Stored data entries
○ ○ ○ ○
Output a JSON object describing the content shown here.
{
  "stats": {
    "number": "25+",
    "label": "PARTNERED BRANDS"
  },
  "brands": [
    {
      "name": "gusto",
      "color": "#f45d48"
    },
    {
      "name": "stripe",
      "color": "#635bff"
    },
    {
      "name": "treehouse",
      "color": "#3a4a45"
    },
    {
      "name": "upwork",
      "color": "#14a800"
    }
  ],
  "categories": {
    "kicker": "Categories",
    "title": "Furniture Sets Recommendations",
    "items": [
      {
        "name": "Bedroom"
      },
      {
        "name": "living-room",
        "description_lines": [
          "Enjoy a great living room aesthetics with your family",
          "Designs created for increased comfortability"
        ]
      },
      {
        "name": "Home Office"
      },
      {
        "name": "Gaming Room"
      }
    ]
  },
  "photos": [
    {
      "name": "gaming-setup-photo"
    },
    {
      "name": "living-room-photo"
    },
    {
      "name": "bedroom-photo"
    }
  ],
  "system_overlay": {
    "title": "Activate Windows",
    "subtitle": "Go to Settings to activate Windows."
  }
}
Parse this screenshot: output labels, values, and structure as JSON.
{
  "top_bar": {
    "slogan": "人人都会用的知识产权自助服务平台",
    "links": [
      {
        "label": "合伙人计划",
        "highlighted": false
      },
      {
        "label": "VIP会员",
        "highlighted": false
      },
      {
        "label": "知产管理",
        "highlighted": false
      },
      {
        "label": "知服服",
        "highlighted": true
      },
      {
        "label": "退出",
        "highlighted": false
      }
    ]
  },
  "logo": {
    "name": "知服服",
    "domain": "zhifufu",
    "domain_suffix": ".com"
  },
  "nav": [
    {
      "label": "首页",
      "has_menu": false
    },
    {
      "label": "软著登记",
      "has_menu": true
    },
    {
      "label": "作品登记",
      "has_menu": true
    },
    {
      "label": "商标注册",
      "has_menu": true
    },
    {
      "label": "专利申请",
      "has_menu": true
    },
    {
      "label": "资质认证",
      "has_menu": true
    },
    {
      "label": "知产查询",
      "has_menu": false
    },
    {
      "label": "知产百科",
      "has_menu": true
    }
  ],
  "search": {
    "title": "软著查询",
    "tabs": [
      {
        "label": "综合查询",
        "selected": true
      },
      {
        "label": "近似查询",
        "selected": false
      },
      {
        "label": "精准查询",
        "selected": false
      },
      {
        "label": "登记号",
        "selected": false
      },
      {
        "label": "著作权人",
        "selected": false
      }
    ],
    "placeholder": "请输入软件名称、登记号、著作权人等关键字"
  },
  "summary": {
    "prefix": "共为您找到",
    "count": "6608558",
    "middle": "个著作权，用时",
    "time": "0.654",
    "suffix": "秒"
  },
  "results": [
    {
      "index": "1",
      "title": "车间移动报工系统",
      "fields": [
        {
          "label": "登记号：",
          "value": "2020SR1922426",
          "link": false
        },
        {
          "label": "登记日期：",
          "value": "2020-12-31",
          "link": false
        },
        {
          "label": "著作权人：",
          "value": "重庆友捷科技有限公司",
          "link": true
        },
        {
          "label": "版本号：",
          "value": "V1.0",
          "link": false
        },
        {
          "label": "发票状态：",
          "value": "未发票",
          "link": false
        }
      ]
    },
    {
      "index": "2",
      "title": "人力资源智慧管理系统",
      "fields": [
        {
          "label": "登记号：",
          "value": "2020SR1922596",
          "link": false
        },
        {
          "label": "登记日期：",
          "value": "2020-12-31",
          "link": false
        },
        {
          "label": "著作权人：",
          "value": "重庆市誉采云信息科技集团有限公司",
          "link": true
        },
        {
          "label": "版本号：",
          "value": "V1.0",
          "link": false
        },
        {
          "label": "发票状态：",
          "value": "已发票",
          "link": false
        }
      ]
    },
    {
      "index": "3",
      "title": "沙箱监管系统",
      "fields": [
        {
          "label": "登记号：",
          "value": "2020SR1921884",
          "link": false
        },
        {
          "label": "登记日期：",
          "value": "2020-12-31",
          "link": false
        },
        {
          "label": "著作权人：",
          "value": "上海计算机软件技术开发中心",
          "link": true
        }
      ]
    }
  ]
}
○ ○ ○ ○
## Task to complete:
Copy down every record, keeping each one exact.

## Solution:
Output a JSON object describing the content shown here.
{
  "stats": {
    "number": "25+",
    "label": "PARTNERED BRANDS"
  },
  "brands": [
    {
      "name": "gusto",
      "color": "#f45d48"
    },
    {
      "name": "stripe",
      "color": "#635bff"
    },
    {
      "name": "treehouse",
      "color": "#3a4a45"
    },
    {
      "name": "upwork",
      "color": "#14a800"
    }
  ],
  "categories": {
    "kicker": "Categories",
    "title": "Furniture Sets Recommendations",
    "items": [
      {
        "name": "Bedroom"
      },
      {
        "name": "living-room",
        "description_lines": [
          "Enjoy a great living room aesthetics with your family",
          "Designs created for increased comfortability"
        ]
      },
      {
        "name": "Home Office"
      },
      {
        "name": "Gaming Room"
      }
    ]
  },
  "photos": [
    {
      "name": "gaming-setup-photo"
    },
    {
      "name": "living-room-photo"
    },
    {
      "name": "bedroom-photo"
    }
  ],
  "system_overlay": {
    "title": "Activate Windows",
    "subtitle": "Go to Settings to activate Windows."
  }
}
Parse this screenshot: output labels, values, and structure as JSON.
{
  "top_bar": {
    "slogan": "人人都会用的知识产权自助服务平台",
    "links": [
      {
        "label": "合伙人计划",
        "highlighted": false
      },
      {
        "label": "VIP会员",
        "highlighted": false
      },
      {
        "label": "知产管理",
        "highlighted": false
      },
      {
        "label": "知服服",
        "highlighted": true
      },
      {
        "label": "退出",
        "highlighted": false
      }
    ]
  },
  "logo": {
    "name": "知服服",
    "domain": "zhifufu",
    "domain_suffix": ".com"
  },
  "nav": [
    {
      "label": "首页",
      "has_menu": false
    },
    {
      "label": "软著登记",
      "has_menu": true
    },
    {
      "label": "作品登记",
      "has_menu": true
    },
    {
      "label": "商标注册",
      "has_menu": true
    },
    {
      "label": "专利申请",
      "has_menu": true
    },
    {
      "label": "资质认证",
      "has_menu": true
    },
    {
      "label": "知产查询",
      "has_menu": false
    },
    {
      "label": "知产百科",
      "has_menu": true
    }
  ],
  "search": {
    "title": "软著查询",
    "tabs": [
      {
        "label": "综合查询",
        "selected": true
      },
      {
        "label": "近似查询",
        "selected": false
      },
      {
        "label": "精准查询",
        "selected": false
      },
      {
        "label": "登记号",
        "selected": false
      },
      {
        "label": "著作权人",
        "selected": false
      }
    ],
    "placeholder": "请输入软件名称、登记号、著作权人等关键字"
  },
  "summary": {
    "prefix": "共为您找到",
    "count": "6608558",
    "middle": "个著作权，用时",
    "time": "0.654",
    "suffix": "秒"
  },
  "results": [
    {
      "index": "1",
      "title": "车间移动报工系统",
      "fields": [
        {
          "label": "登记号：",
          "value": "2020SR1922426",
          "link": false
        },
        {
          "label": "登记日期：",
          "value": "2020-12-31",
          "link": false
        },
        {
          "label": "著作权人：",
          "value": "重庆友捷科技有限公司",
          "link": true
        },
        {
          "label": "版本号：",
          "value": "V1.0",
          "link": false
        },
        {
          "label": "发票状态：",
          "value": "未发票",
          "link": false
        }
      ]
    },
    {
      "index": "2",
      "title": "人力资源智慧管理系统",
      "fields": [
        {
          "label": "登记号：",
          "value": "2020SR1922596",
          "link": false
        },
        {
          "label": "登记日期：",
          "value": "2020-12-31",
          "link": false
        },
        {
          "label": "著作权人：",
          "value": "重庆市誉采云信息科技集团有限公司",
          "link": true
        },
        {
          "label": "版本号：",
          "value": "V1.0",
          "link": false
        },
        {
          "label": "发票状态：",
          "value": "已发票",
          "link": false
        }
      ]
    },
    {
      "index": "3",
      "title": "沙箱监管系统",
      "fields": [
        {
          "label": "登记号：",
          "value": "2020SR1921884",
          "link": false
        },
        {
          "label": "登记日期：",
          "value": "2020-12-31",
          "link": false
        },
        {
          "label": "著作权人：",
          "value": "上海计算机软件技术开发中心",
          "link": true
        }
      ]
    }
  ]
}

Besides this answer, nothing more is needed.